Cujo Cujo is a 1983 American psychological horror film base on Stephen King´s (is a 'New York Times '-bestselling novelist who made his name in the horror and fantasy genres with books like 'Carrie, ' 'The Shining ' and 'IT. ' Much of his work has been adapted for film and TV) novel of the same name. It was directed by Lewis Teague (an American film director), and written by Don Carlos Dunaway and Lauren Currier. The film begins with a rabbit hopping out of its hole, when a St. Bernard Chases it, Until it stops and curiously sticks it nose in a bat cave, and a rabid bat bites its nose. One day, the Trenton family takes their car to the rural home of abusive mechanic Joe Camber for some repairs, where they meet Cujo.
The individual is often under emotional, psychological or physical stress. No one knows for certain what ghosts are, some believe that they are spirits of the dead who for whatever reason get “lost” on their way to the afterworld; others think that ghosts are souls of people whose deaths were violent and premature. The brain is a very imaginative thing, it makes up the boogeyman that hides under your bed the bumps and creaks in the house while everyone is asleep . Psychokinesis is defined as the brain levitating an object. While no one believes that it is realistically possible to move things with the brain, it can occur and this is what a fearful person would associate with paranormal
The novel was encouraged by Vlad the Impaler; he was an immoral ruler during his time. Unlike Dracula, the character of Edward Cullen was inspired by a dream; moreover, he was designed as perfect to protect and be different. Dracula is a villainous vampire that was created to be intimidating and meet the standards of old legends that portray vampires as the work of the devil. On the other hand, Edward Cullen was created as a beautiful creature who sees himself as a monster. He then meets Bella Swan, who turns his world upside down; furthermore, his wish is to become mortal after
I can recall my Grandma always telling me “if you do not hurry to bed, the Boogeyman is going to get you!” To my imagination, at the time, he was nothing more than a scary monster living under my bed or in the closet depending on the day. However, this urban legend is anything but a tall-tale. He is a very real man, Hamilton Howard “Albert” Fish, a nightmare to hundreds of parents. To think of what the boogeyman looks like, someone would say “like the movie” or “like that thing from the movie Sinister”; at least that is what I would think.
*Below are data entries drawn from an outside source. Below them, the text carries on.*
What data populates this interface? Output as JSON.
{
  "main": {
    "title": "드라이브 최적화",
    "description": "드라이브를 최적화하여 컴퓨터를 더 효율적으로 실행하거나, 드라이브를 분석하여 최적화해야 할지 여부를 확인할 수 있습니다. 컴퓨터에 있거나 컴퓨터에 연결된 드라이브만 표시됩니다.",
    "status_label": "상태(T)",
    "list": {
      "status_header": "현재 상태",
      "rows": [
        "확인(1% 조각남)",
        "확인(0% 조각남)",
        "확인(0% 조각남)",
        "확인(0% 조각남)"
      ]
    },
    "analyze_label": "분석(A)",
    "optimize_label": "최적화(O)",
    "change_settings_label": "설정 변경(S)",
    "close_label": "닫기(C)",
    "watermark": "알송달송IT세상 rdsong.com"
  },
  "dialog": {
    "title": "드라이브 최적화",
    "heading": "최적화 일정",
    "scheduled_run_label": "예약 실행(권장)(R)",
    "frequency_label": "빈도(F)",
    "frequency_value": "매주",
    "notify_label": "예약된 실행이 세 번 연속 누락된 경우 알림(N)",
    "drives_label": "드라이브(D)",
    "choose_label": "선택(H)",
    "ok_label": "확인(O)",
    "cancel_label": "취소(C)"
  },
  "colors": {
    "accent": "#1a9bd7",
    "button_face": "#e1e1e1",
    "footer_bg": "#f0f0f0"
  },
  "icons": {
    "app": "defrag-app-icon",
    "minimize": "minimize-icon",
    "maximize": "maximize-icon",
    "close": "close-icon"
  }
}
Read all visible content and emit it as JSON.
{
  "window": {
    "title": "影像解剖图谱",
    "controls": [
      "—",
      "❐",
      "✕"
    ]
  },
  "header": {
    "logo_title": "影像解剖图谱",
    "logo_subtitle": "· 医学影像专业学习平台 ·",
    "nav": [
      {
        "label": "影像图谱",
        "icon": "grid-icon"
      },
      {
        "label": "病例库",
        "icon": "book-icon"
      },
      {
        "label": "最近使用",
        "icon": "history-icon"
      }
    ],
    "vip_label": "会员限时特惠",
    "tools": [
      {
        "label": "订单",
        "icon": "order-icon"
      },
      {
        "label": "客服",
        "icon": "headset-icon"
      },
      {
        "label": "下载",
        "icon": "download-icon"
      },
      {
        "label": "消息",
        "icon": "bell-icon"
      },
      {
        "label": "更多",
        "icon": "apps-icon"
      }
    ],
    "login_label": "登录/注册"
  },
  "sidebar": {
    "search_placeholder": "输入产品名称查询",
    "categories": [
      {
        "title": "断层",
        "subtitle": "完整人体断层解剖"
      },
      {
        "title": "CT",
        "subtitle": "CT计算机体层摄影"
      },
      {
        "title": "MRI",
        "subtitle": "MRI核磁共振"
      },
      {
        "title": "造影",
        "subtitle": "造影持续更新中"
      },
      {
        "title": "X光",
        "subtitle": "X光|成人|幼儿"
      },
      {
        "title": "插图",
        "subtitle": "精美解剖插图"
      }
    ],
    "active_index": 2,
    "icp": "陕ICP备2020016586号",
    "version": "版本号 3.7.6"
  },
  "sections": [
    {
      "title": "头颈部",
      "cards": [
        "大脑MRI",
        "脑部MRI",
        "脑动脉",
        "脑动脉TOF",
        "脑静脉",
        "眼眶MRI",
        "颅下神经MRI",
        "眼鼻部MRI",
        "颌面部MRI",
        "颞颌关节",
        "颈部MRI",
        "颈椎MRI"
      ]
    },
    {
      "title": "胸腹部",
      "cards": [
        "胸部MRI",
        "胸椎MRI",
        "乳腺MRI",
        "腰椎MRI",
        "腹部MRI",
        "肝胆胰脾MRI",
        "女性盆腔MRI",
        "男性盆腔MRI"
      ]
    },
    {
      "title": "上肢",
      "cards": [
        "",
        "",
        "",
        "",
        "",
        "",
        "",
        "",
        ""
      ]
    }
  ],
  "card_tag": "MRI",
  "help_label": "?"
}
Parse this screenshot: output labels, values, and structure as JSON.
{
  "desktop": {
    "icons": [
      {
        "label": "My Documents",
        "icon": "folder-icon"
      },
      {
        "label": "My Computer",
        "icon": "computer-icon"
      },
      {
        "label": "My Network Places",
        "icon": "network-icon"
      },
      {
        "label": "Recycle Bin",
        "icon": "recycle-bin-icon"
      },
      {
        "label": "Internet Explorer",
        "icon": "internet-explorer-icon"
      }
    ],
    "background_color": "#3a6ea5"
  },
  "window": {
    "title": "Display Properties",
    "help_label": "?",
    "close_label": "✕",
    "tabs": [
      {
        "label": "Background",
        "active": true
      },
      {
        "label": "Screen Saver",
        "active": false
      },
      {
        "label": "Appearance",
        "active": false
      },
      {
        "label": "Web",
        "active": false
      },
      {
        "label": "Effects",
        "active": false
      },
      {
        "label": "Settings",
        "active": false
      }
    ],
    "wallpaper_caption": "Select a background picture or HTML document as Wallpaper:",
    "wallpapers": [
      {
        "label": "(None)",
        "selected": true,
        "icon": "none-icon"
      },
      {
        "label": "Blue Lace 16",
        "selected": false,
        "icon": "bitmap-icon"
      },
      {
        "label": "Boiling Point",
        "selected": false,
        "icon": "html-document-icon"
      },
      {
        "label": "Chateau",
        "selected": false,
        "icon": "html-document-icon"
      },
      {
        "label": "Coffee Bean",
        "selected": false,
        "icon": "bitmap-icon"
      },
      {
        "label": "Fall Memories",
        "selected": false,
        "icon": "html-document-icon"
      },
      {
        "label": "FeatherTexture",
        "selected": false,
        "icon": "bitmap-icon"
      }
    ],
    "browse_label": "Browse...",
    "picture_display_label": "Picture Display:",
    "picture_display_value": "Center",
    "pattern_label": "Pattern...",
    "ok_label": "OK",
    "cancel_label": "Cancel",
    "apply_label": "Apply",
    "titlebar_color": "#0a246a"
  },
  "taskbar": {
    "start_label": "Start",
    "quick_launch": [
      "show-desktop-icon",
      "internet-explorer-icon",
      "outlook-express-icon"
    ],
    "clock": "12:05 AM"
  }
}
At the age of twenty-two, Bobby is someone who always looks for the rational explanation first and foremost. His tolerance for the fantastical and mysterious is limited but not prejudiced. Even when fearful, the likelihood of him cowering away from some unnatural fright without first trying to unspool its peculiarities in an effort to develop some logical explanation is almost nil. It was a compulsion cultivated from a young age; a swift and sprouting penchant for competitive play that became germane to Bobby’s personal development. He enjoyed the rigor of learning something new for the sole purpose that he could avoid unanswered questions and transcend the hollow existentialism of any unknown.